The gradual recovery was seen for instance in Maruti Suzuki India Ltd which sold 18,539 vehicles in May after failing to sell a single unit in the preceding month. India’s top carmaker reopened two of its plants in a phased manner last month after the government eased lockdown curbs. Meanwhile, the unemployment rate declined sharply in recent weeks, coming close to the pre-lockdown levels, according to the Centre for Monitoring Indian Economy.
Global rating firms however continue to keep their dim projections for the Indian economy this fiscal. Fitch Ratings, said in its latest Global Economic Outlook (GEO) on Tuesday, that it still expects India’s GDP to contract by 5% in FY21. “In India, where authorities imposed one of the most stringent lockdowns globally to try to halt the spread of the virus, measures are being relaxed only very gradually; with a limited policy easing response and ongoing financial sector fragilities, we have pared our 2021 forecast to 8% from 9.5% in the previous GEO,” it said.
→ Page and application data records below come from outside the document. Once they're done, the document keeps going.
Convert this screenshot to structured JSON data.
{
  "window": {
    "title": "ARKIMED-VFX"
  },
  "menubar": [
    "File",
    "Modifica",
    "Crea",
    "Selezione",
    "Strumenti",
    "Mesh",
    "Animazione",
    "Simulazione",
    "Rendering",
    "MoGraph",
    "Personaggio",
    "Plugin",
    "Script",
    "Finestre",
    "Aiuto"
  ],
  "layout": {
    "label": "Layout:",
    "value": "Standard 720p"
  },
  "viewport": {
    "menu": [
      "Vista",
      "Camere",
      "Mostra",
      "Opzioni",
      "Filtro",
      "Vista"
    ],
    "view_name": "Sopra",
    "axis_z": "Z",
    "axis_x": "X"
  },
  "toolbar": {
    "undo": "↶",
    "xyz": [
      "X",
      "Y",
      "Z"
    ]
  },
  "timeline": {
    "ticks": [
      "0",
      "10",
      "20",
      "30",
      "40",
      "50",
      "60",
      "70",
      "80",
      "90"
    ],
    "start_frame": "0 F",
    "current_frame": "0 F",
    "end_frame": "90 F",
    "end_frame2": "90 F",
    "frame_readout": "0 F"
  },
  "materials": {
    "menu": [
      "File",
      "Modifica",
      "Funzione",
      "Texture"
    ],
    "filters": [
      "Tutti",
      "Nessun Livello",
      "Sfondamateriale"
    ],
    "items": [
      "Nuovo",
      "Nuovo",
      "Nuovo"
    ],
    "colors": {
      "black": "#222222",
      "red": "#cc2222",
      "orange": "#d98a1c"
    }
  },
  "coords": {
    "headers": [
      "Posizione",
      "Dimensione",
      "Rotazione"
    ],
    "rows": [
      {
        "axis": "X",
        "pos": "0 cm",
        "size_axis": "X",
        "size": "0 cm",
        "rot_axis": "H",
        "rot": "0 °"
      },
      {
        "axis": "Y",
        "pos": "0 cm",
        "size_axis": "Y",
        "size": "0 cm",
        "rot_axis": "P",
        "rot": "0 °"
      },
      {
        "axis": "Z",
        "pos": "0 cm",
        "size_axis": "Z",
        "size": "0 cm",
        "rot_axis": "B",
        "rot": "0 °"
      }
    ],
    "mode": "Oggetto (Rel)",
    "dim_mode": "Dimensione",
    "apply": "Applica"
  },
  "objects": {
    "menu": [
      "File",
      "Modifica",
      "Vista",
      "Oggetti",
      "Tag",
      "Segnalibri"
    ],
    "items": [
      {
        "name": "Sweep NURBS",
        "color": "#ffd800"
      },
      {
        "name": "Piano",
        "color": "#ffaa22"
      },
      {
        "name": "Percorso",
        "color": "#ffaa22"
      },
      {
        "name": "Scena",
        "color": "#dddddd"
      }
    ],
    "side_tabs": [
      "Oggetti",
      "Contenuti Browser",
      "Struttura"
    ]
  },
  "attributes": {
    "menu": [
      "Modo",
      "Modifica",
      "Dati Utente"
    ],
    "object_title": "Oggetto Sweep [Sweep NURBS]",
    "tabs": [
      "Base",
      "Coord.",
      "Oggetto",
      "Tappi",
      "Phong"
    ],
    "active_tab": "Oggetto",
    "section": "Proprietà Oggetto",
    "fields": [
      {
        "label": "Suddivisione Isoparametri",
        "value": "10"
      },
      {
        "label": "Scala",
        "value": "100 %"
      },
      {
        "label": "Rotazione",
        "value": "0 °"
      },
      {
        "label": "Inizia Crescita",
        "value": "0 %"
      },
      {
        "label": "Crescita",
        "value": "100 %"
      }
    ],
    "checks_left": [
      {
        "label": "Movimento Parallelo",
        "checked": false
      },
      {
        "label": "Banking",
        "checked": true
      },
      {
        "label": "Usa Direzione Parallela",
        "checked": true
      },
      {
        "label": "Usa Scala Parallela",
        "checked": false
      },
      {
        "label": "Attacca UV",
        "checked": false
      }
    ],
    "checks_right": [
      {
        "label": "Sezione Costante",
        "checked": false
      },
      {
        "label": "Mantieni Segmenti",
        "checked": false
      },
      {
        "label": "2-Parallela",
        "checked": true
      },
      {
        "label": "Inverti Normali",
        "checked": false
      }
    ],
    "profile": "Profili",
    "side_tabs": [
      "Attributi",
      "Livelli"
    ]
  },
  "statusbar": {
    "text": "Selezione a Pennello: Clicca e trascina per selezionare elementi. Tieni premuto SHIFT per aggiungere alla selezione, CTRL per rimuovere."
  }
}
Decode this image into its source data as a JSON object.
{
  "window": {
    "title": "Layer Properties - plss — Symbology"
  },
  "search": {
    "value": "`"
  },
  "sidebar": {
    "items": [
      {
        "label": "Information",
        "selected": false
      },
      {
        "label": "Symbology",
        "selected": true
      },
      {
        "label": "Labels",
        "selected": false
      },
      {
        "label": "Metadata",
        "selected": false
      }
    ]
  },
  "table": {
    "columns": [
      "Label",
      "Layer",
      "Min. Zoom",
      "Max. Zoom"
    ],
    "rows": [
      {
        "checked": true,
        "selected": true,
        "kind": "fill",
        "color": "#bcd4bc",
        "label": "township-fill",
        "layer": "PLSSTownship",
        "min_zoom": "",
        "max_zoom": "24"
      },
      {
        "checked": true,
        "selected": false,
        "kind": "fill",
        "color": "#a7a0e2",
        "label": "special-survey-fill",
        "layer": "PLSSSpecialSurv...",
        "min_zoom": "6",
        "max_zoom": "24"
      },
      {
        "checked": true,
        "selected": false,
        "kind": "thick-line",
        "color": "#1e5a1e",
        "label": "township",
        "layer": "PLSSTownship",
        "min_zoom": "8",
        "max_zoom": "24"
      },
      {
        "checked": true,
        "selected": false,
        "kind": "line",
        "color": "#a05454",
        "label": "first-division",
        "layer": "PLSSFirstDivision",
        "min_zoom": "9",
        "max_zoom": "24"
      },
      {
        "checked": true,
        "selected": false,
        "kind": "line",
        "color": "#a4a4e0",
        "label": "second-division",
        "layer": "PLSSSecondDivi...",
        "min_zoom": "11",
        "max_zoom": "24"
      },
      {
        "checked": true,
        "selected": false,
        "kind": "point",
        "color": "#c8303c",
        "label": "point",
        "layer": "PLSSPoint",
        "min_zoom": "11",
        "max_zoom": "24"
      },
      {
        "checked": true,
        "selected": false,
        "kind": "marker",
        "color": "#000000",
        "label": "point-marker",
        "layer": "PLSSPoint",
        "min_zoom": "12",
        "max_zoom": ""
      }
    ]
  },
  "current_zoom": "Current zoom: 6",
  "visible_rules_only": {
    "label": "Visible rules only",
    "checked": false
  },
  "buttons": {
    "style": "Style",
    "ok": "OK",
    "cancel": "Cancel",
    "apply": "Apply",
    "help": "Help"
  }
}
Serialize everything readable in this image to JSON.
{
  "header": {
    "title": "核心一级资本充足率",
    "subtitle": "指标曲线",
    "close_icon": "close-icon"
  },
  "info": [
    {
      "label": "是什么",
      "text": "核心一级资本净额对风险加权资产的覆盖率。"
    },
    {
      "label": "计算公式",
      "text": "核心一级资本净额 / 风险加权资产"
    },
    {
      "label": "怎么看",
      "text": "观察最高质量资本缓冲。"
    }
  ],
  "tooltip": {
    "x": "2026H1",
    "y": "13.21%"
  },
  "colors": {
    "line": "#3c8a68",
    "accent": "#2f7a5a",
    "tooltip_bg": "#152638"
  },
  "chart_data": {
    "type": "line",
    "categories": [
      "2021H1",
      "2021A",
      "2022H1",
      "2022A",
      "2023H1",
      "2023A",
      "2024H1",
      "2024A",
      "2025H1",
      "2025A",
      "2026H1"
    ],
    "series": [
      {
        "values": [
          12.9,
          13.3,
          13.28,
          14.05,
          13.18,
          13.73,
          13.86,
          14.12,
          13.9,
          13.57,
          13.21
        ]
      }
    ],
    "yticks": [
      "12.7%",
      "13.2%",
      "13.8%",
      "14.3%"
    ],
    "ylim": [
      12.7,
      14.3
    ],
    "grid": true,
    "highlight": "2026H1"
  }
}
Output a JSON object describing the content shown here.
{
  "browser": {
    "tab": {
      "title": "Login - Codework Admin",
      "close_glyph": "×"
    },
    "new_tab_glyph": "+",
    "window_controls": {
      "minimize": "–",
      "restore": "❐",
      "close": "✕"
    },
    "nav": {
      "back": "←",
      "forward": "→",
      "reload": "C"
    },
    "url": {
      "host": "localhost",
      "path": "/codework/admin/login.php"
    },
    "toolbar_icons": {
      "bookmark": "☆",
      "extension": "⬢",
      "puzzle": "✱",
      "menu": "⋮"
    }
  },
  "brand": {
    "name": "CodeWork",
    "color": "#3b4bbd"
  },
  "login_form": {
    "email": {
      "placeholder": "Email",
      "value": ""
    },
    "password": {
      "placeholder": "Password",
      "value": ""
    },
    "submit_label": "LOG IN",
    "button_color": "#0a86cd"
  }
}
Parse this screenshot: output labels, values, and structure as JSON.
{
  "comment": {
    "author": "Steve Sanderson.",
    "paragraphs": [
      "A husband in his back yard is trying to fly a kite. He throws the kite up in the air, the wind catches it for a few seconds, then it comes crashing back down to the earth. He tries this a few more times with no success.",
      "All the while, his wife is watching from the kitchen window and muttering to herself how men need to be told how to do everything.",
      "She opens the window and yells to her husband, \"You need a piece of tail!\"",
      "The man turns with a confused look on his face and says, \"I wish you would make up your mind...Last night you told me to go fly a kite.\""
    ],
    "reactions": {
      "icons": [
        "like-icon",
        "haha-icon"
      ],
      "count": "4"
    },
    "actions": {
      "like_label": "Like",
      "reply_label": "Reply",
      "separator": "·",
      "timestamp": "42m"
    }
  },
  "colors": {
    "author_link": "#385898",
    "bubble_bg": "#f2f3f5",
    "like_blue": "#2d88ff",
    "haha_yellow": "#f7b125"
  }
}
Data issued separately by the Controller General of Accounts (CGA) on Tuesday showed the fiscal deficit breached 58.6% in the first two months of FY21 against 52% in the same period a year ago. With a severe squeeze in revenue receipts amid a marginal contraction in total spending, the fiscal deficit widened to ₹4.7 lakh crore during April and May, hinting at a very difficult fiscal year amid rising demand for resources to fight the Covid-19 pandemic. Prime minister Narendra Modi on Tuesday announced extension of free ration to 80 crore Indians for another five months at a cost of ₹90,000 crore which would put additional pressure on the fisc.
India’s current account balance recorded a surprise marginal surplus at 0.1% of GDP in the March quarter, compared with a 0.4% deficit in the December quarter, after a gap of 12 years because of lower trade deficit and higher remittance inflows, data released by the Reserve Bank of India showed. Current account deficit in FY20 narrowed to 0.9% from 2.1% in FY19 on the back of shrinking trade deficit.